I work for a healthcare-related company whose CEO is a former Marine. I didn’t know it when I joined. I just needed a job. Somehow the dunderheads on the board of directors at this company thought a real gung-ho Marine would whip the company into shape. Or is it possible that they hired a Marine because this company is owned – through many shell organizations – by a big-government military contractor, and they had no choice? Hmmm. But even if the first reason was used – the desire to put a “man” in charge – anyone with a red pen can cut costs. And yes, in a “formerly” mismanaged company such as the one where I am employed, this needs doing. But what comes afterward? The long-term success of a company will not blossom as a result of hiring someone who specializes in slashing and destroying – which is what Marines do best. It will thrive based on the creativity, inspiration, and productivity of the workers – especially in a company with an ingenious product or service. A Marine who chooses bullying as a management technique (and my CEO does prefer this technique) in an effort to replicate the PTSD-inducing experience of boot camp – is unlikely to inspire the most creative workers. These are the workers who joyfully come up with great ideas and go the extra mile because they are enthusiastic about seeing something wonderful through to fruition. Slaves and other beaten-down sods generally aren’t that productive. Maybe that’s why my company does not have a bright future.
The” German Look”: der Deutsche Blick in the Workplace
A corporate culture of brutality and fear is the perfect recipe for creating the kind of paranoid, hushed behavior that characterized civilian life during the Nazi regime or the subsequent plight of East Germany (and increasingly the USSA). It has been called “the German look” or der Deutsche Blick. People with der Deutsche Blick always look to each side and behind them before talking – just to make sure that unwanted ears are not listening. So how will the Human Resources Department and the Legal Department manage the unfriendly workplace that they are creating with this “hire the vet” policy? Even worse, what will employees do when they are treated in a heavy-handed fashion – with escalating intensity – day after day as a result of this official policy? Your guess is as good as mine, but I’ll want to know how many steps I am from the exit when it happens.
Yarlan Zey used to write frequently for Strike The Root under his real name, but he had to abandon his home-office career, which allowed him to publish proudly under that name.
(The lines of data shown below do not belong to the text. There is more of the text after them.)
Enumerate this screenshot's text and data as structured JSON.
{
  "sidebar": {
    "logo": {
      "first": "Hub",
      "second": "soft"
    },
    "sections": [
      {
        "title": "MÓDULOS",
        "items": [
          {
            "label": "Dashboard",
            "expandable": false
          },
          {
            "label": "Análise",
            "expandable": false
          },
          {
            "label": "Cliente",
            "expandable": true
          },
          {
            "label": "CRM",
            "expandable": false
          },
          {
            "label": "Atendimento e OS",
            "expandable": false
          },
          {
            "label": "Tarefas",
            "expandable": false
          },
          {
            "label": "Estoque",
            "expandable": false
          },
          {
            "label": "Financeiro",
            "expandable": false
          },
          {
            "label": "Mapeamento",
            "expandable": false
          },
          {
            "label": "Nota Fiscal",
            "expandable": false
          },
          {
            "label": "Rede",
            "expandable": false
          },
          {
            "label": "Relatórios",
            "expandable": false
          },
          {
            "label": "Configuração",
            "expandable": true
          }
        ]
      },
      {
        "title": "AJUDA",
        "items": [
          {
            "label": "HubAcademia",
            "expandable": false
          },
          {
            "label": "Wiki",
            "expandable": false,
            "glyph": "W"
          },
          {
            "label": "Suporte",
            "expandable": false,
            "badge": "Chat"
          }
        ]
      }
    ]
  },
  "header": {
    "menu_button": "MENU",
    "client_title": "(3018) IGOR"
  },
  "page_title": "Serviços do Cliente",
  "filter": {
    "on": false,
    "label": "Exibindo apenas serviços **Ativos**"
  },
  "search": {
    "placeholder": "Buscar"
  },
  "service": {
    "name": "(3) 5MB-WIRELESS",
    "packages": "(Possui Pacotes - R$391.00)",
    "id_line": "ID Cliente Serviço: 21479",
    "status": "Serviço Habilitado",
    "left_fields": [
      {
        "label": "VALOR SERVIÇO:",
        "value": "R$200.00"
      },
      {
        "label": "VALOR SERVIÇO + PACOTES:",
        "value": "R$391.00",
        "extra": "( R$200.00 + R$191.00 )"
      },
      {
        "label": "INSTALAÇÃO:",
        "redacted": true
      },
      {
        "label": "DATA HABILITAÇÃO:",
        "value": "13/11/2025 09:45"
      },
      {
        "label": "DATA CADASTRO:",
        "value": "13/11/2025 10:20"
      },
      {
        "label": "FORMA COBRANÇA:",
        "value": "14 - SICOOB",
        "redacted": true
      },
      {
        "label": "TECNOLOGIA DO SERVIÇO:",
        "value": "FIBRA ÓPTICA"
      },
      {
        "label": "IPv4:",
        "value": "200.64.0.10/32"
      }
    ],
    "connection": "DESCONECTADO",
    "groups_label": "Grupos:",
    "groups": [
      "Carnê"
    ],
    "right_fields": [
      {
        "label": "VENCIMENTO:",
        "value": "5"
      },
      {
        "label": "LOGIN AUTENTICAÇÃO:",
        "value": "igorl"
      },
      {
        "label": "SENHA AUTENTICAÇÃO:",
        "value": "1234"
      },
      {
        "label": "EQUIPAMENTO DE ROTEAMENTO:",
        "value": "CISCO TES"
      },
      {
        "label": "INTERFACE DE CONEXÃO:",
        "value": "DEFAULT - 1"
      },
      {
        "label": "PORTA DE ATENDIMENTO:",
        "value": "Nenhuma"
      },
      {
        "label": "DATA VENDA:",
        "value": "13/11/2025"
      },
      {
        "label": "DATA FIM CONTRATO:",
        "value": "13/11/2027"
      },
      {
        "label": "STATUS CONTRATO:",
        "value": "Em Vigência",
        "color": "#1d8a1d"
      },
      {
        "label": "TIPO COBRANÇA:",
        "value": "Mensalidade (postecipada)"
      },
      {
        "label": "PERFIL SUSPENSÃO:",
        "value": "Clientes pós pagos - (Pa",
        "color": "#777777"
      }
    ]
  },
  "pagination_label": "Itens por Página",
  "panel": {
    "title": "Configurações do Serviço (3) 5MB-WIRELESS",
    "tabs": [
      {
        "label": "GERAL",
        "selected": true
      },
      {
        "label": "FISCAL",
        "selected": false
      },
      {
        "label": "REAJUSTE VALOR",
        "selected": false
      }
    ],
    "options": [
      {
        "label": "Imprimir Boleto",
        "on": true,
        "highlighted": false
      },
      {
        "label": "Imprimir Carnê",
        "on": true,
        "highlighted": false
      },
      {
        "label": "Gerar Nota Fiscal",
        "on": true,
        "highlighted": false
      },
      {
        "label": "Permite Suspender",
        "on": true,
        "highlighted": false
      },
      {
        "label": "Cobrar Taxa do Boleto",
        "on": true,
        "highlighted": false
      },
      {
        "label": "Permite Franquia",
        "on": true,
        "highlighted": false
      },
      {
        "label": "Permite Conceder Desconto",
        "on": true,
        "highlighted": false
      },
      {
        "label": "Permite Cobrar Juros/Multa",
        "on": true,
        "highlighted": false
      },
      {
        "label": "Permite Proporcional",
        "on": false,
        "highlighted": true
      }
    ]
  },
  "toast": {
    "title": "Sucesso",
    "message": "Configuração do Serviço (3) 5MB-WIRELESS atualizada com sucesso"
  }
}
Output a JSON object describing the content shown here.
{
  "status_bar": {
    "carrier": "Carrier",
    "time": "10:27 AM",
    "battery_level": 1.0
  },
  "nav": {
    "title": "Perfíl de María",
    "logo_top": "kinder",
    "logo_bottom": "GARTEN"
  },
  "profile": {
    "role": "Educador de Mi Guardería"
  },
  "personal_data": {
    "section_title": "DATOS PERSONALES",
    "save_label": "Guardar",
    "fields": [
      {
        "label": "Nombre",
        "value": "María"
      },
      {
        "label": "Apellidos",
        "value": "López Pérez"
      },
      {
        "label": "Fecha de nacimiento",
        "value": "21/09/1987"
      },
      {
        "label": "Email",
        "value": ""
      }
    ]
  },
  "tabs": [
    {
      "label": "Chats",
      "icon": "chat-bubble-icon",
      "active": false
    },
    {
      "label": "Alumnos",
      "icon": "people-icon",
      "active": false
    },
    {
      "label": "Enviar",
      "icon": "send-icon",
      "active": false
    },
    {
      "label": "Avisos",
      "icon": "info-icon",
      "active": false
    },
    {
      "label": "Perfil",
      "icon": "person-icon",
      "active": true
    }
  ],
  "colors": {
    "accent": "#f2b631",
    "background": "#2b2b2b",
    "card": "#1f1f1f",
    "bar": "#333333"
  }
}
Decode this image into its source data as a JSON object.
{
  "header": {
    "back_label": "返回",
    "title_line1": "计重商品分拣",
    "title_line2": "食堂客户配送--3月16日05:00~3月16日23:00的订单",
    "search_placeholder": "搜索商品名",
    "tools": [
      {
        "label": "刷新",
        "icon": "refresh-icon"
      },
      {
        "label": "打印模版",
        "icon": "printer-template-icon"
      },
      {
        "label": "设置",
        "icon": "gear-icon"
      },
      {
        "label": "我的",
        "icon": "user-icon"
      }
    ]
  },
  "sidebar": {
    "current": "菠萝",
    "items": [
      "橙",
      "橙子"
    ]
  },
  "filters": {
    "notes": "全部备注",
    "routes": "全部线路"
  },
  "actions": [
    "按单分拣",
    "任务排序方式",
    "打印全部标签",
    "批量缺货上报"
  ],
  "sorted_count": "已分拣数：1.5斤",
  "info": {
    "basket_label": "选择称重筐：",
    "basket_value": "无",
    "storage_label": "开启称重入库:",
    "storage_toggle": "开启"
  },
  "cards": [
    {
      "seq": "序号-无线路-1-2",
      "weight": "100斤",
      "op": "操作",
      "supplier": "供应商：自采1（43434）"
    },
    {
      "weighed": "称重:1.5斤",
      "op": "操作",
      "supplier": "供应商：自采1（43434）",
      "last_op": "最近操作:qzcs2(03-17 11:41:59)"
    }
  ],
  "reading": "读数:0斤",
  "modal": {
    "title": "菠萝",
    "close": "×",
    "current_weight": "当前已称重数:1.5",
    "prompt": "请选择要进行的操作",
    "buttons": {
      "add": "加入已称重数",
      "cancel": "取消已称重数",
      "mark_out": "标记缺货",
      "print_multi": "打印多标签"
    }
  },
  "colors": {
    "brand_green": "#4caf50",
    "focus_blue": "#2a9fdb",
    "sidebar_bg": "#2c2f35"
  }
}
He still needs a paycheck, but under the hire-the-vet regime of his current employer, he would quickly become toast if this bit of fun were connected to him. He is now looking next to himself with a quick glance to the rear. Oops!